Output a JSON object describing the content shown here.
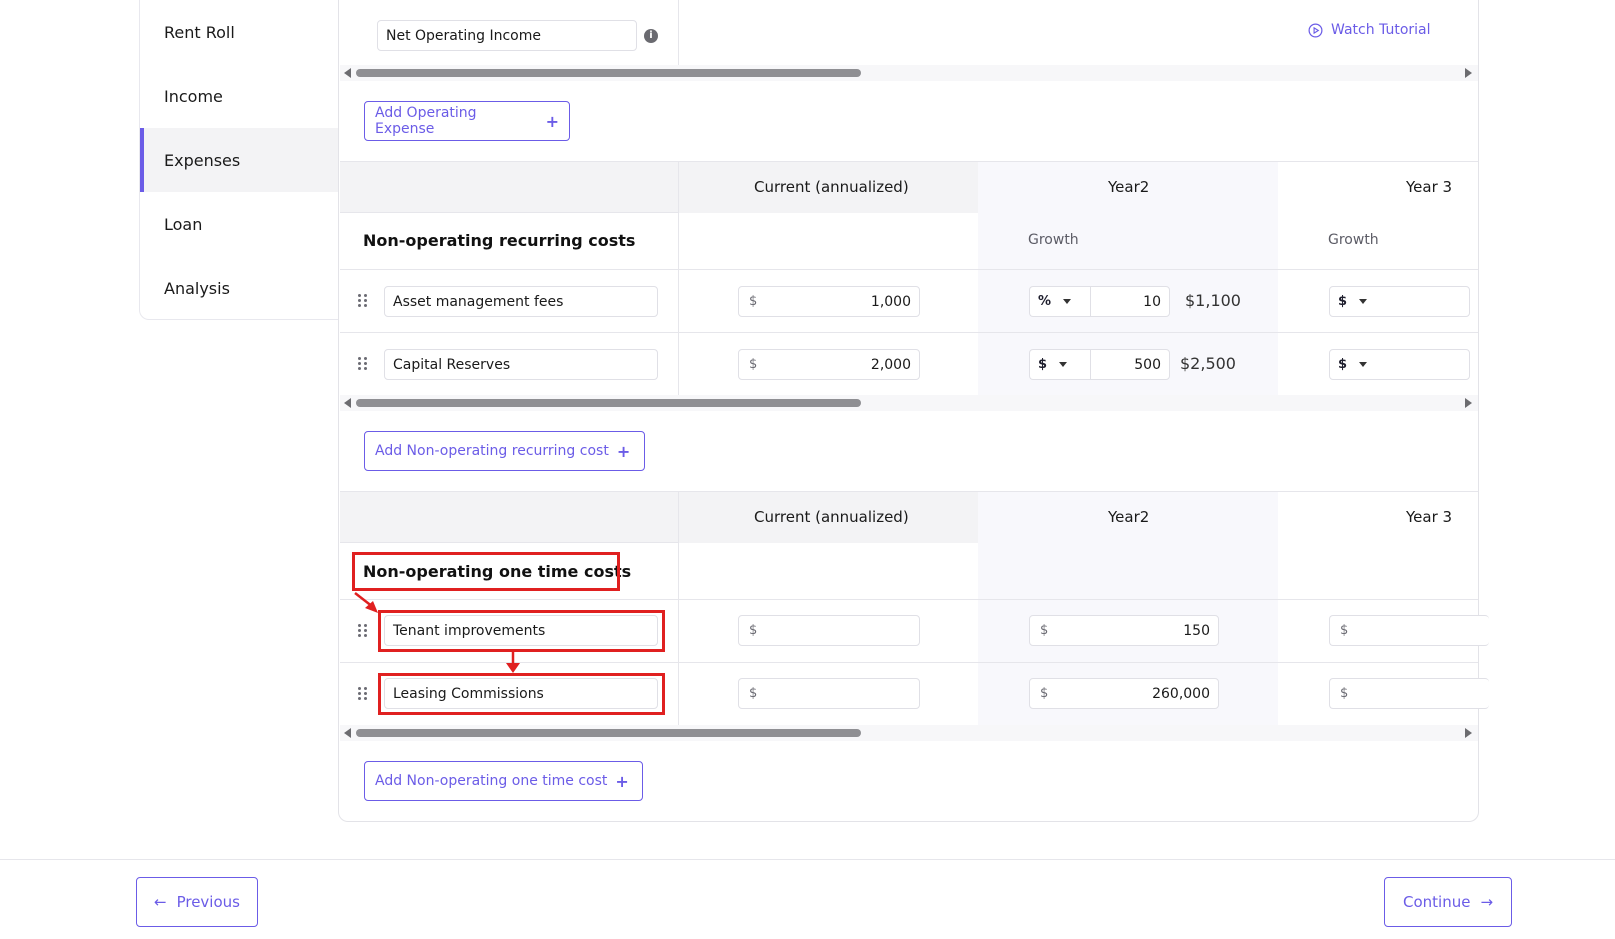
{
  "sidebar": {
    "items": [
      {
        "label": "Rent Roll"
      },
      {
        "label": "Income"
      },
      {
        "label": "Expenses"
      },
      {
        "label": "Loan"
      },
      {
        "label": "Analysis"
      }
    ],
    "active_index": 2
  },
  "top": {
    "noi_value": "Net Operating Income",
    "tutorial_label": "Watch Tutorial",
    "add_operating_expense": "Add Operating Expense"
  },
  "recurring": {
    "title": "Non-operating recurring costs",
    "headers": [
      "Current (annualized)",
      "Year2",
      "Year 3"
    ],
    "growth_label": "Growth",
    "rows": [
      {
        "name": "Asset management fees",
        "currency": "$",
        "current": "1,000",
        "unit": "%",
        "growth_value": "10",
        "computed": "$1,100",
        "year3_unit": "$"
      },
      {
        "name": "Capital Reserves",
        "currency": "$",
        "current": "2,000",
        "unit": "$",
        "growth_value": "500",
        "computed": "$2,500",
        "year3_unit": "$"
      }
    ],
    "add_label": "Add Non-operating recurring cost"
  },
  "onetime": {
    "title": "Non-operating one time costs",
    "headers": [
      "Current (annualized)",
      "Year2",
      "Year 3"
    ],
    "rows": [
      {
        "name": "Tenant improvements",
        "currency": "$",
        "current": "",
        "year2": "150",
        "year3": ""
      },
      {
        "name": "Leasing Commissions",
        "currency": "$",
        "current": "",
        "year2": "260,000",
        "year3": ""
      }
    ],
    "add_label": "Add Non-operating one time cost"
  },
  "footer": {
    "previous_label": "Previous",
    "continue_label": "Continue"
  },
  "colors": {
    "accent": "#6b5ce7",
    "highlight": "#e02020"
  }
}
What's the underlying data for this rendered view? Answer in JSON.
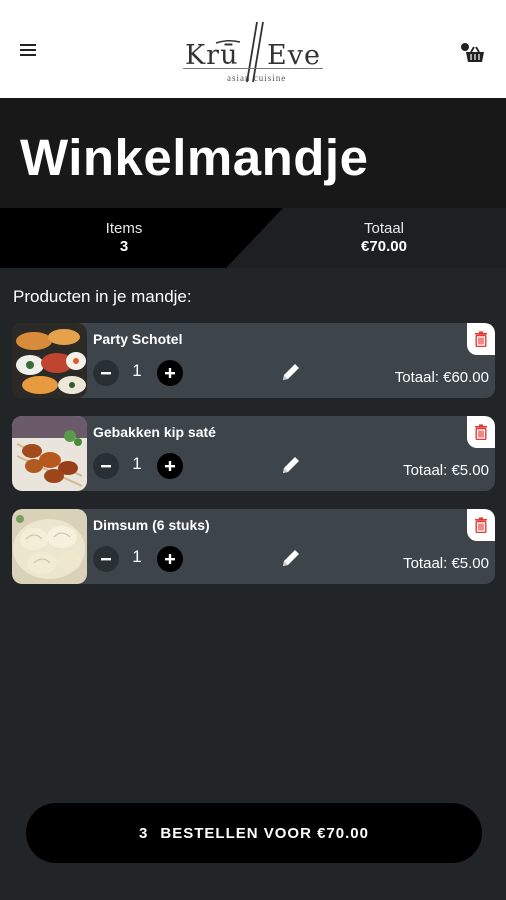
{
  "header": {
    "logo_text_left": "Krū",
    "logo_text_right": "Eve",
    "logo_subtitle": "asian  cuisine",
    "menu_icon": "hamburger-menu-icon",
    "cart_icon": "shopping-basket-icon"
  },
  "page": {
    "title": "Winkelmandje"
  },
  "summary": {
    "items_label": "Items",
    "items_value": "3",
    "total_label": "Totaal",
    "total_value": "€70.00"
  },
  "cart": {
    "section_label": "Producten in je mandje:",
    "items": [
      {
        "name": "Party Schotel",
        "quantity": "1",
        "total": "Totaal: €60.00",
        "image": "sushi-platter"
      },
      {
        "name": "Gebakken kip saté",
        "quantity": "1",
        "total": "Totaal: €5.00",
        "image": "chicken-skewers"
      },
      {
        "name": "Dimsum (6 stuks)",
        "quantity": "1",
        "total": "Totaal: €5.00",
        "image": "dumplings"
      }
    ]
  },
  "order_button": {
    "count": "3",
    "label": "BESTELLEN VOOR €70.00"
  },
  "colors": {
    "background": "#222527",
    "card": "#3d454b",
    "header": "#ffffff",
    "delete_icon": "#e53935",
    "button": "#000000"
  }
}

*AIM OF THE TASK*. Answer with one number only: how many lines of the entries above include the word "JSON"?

*TASK SOLUTION*. 2